* **Requirement**: In the entries below, find each line where the word "Seconds" appears and give only the total count of such lines.

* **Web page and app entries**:
==========
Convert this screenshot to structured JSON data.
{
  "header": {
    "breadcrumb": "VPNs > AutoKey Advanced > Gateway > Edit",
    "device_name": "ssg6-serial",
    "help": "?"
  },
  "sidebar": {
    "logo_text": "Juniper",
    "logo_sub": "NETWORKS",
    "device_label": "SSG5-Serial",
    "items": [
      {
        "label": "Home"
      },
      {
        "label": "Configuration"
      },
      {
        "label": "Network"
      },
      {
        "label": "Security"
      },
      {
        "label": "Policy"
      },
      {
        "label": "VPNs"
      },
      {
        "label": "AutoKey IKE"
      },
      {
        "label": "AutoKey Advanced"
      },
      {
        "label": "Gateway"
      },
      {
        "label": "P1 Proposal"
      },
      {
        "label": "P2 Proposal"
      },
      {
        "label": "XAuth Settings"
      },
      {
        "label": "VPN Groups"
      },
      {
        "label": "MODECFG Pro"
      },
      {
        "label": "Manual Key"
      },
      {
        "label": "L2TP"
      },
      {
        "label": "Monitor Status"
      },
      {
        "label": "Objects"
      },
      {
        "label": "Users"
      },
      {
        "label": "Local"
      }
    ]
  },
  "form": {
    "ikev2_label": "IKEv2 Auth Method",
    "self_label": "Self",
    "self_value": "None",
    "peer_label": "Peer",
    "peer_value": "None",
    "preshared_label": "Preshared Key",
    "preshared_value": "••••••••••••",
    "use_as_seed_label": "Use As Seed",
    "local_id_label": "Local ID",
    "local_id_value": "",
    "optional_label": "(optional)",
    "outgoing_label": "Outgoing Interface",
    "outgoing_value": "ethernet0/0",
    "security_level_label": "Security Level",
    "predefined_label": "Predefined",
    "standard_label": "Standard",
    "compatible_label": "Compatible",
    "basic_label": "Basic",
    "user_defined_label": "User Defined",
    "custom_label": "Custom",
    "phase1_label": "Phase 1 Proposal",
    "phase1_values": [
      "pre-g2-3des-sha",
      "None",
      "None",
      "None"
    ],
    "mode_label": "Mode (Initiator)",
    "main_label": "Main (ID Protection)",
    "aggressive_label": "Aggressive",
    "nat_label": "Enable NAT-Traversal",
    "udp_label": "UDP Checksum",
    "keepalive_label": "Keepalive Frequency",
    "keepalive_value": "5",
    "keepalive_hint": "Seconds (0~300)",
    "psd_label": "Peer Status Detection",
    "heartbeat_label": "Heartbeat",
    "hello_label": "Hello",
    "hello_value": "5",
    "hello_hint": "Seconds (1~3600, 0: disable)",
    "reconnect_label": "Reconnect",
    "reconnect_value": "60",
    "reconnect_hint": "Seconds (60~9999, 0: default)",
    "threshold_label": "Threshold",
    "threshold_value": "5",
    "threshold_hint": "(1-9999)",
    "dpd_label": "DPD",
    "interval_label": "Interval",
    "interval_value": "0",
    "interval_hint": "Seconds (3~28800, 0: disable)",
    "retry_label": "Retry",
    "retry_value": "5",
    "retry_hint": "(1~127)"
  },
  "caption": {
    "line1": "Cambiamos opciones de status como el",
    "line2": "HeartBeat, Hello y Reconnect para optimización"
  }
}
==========
* **Task output**: 4